======== Data supplied ========
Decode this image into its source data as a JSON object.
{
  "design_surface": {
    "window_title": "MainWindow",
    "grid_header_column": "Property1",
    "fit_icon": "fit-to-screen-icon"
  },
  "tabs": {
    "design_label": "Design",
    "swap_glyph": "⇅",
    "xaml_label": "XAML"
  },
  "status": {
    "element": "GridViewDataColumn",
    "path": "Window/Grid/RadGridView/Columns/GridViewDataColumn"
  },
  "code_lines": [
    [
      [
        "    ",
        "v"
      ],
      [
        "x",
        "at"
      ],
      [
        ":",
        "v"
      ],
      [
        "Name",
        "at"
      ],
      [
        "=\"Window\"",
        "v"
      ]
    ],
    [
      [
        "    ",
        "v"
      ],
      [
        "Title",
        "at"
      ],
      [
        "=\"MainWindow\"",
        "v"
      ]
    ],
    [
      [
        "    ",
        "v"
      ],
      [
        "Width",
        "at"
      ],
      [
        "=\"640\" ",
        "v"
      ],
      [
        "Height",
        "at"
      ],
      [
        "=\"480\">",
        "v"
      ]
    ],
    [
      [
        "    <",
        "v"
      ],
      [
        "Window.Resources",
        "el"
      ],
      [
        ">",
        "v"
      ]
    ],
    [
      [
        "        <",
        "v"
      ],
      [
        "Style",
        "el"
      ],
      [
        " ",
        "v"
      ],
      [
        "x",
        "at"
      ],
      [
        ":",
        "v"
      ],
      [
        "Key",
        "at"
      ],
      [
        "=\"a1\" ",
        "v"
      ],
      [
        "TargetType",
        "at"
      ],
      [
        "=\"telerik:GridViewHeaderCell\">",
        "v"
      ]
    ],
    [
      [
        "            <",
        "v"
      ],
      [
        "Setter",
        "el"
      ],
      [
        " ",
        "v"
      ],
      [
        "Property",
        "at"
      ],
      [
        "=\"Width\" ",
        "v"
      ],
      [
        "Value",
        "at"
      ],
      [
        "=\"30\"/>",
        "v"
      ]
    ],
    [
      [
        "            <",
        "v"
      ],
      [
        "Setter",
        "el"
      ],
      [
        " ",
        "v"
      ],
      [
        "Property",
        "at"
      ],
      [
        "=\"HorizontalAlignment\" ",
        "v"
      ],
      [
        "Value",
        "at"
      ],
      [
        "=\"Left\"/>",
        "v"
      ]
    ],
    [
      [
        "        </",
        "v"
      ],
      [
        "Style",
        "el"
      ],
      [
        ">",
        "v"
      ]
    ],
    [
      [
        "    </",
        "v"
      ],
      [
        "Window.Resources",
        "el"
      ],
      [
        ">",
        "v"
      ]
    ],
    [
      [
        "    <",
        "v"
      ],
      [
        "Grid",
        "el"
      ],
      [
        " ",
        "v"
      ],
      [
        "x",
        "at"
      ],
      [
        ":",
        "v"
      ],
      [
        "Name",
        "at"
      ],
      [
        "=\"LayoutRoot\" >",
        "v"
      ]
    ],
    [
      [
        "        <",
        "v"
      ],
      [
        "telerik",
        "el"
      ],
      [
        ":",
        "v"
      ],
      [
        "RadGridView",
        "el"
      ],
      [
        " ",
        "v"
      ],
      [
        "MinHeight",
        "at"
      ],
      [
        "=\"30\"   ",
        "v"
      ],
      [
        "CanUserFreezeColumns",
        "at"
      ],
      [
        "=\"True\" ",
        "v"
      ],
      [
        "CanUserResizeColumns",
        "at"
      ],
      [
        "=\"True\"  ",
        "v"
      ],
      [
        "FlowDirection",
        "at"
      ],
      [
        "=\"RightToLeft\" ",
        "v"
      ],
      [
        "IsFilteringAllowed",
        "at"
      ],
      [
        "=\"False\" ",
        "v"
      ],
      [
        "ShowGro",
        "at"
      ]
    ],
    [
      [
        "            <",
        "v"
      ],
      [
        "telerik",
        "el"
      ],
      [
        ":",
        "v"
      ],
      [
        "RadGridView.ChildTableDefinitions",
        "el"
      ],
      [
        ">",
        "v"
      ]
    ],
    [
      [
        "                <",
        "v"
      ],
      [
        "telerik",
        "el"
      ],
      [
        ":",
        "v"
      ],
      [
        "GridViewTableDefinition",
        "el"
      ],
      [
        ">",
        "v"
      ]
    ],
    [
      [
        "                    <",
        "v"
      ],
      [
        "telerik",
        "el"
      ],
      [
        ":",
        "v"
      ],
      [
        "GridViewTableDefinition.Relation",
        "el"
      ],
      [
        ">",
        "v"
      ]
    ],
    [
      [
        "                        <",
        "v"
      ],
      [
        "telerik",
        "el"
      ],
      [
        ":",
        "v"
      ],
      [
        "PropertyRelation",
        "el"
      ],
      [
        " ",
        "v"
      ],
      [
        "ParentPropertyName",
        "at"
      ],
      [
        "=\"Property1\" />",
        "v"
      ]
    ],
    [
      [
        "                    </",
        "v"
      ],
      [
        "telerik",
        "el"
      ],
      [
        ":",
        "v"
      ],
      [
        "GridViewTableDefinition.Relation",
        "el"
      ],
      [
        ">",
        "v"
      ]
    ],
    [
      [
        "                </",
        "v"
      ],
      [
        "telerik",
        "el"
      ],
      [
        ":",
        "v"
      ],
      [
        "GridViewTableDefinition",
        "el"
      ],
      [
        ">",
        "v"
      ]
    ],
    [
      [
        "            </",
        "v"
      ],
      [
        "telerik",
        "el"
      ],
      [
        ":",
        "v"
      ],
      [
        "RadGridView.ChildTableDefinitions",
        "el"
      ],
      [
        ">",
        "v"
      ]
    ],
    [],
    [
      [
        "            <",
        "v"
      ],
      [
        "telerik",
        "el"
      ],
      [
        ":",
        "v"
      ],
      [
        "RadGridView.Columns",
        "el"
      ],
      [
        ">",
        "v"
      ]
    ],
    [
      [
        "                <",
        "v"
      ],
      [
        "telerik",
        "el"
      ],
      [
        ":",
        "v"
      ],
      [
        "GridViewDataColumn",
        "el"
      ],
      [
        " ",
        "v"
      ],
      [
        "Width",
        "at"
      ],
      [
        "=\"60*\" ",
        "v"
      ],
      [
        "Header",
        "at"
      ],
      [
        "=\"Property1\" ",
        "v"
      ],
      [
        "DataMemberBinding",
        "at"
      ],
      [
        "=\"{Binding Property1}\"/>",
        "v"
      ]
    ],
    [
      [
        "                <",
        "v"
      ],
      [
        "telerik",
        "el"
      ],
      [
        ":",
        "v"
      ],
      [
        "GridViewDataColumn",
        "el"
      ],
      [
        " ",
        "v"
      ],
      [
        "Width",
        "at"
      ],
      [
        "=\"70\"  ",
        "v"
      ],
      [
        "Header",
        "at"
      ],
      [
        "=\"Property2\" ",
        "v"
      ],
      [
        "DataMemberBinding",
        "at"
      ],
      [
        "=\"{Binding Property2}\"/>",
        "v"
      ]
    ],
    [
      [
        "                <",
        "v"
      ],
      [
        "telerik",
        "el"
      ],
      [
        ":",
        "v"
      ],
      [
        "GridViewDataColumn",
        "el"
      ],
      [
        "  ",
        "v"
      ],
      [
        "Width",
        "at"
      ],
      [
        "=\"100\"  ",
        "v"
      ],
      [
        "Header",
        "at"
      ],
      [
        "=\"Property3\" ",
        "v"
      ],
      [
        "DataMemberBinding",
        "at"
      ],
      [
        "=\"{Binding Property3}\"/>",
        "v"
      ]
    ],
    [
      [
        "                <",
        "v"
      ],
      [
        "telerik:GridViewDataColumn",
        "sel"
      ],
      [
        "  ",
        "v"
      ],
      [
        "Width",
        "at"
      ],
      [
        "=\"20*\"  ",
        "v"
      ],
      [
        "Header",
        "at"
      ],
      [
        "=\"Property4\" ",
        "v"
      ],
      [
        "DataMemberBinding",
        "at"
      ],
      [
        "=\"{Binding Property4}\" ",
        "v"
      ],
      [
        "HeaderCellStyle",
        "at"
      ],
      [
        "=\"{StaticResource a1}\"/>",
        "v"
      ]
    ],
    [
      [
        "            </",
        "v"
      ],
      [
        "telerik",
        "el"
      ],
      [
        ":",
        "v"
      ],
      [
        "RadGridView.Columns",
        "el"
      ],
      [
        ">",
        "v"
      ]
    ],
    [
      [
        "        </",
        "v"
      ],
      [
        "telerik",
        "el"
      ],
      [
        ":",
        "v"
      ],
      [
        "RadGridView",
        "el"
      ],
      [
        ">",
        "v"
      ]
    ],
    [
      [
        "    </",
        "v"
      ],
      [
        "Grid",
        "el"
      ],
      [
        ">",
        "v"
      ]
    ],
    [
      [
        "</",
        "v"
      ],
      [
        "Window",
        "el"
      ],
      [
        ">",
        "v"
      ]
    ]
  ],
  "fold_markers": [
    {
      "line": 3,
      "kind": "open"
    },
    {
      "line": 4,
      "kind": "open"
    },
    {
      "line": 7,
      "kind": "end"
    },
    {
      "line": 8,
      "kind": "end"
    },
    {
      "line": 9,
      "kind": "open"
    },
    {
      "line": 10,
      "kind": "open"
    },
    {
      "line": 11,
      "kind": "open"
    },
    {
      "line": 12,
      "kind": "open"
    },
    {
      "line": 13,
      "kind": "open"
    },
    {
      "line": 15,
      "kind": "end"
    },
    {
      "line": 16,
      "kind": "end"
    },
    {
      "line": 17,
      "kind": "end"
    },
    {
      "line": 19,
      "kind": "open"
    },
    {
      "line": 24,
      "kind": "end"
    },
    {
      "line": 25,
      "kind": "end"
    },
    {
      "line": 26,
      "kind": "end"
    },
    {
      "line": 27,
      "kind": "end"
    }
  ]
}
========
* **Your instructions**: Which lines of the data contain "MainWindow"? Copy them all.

* **Reply**:
    "window_title": "MainWindow",
        "=\"MainWindow\"",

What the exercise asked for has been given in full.